I lived in the Midwest for decades before I moved here, so very little surprised me about this place. The boiling summers, the arctic winters, the flatness, the omnipresence of ranch dressing and bland food – I'd seen it all before. One thing I wasn't prepared for is how dirty everything is. I've never seen so much litter in my life. On the rare occasions that anyone cleans any of it up – by which I mean "When I take a garbage bag and walk a few blocks picking up trash and hoping that you can't get herpes from touching a 40" – it's back again in a day or two. All of the fun stuff that accompanies urban decay – the abandoned buildings, the graffiti, the boarded windows – is here in the expected amount and doesn't really faze me. But I'm still not used to the "Everywhere is a trash can" thing.

Oddly enough the available research does not establish much of a correlation between poverty and littering. It doesn't help that the local government is short on funds and can't provide things like street cleaning as often as they might. What it boils down to, though, is not money but mentality. It's like being in the home of a really depressed person – when someone lacks motivation and has given up, the dishes in the kitchen tend to pile up. When a city is depressed, economically and otherwise, I guess everyone feels like it won't make any difference if they throw their empty Doritos bag on the ground. And even though it makes everything a little more depressing to look around and see trash everywhere you go, the idea of cleaning it up seems as overwhelming as a mountain of dishes with caked-on mac & cheese.

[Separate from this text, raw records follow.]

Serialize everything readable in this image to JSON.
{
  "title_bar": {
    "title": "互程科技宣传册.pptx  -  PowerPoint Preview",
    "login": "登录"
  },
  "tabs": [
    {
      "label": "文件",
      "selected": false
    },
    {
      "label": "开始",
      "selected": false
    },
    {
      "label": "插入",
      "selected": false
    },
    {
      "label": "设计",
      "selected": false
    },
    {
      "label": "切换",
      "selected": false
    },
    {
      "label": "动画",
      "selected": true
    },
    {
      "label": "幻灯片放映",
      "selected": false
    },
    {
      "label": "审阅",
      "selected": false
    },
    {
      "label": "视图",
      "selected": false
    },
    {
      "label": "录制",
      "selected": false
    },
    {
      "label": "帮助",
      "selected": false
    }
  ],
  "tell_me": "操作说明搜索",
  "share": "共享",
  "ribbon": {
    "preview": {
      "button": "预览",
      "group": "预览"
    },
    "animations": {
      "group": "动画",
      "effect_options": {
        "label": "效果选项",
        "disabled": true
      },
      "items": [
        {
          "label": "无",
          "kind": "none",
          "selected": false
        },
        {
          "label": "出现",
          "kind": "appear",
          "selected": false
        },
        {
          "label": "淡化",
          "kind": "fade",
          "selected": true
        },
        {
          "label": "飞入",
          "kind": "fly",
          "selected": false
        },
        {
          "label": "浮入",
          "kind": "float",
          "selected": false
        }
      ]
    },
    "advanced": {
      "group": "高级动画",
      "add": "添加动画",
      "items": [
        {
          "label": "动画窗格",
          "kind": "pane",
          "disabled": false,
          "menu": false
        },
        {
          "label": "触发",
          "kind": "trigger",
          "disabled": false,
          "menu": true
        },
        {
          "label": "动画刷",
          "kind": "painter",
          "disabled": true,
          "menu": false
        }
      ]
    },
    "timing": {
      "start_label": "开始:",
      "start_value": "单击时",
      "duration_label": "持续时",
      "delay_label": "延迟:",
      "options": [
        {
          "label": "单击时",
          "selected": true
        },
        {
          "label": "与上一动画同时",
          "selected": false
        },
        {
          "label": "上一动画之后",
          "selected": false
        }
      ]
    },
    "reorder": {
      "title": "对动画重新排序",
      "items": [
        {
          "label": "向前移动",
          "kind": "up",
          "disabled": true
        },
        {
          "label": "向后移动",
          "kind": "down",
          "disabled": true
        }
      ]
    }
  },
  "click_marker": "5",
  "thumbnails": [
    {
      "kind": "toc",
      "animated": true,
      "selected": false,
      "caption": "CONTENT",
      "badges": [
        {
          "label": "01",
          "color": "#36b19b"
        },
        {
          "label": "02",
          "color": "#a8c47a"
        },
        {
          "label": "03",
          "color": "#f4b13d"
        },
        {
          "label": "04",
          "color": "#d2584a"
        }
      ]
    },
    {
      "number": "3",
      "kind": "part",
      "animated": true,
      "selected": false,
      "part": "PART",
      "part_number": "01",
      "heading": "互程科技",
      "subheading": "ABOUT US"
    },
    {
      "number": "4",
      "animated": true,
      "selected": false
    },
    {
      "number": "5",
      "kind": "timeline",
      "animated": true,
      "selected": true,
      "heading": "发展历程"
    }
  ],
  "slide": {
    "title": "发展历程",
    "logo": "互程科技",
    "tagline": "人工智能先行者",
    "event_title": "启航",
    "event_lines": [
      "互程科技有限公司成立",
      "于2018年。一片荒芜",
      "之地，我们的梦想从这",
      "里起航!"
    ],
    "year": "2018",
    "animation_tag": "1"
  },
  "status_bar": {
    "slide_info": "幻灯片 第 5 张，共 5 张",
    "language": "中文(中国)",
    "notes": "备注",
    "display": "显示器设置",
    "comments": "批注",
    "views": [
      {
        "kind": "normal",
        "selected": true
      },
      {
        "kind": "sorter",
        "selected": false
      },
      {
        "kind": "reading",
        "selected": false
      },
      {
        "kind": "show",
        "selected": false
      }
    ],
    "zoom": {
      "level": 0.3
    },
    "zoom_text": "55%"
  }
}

In short, I guess when people have pretty much given up (and not without reason) you get well acquainted with the design of Salem packs and Thunderbird bottles.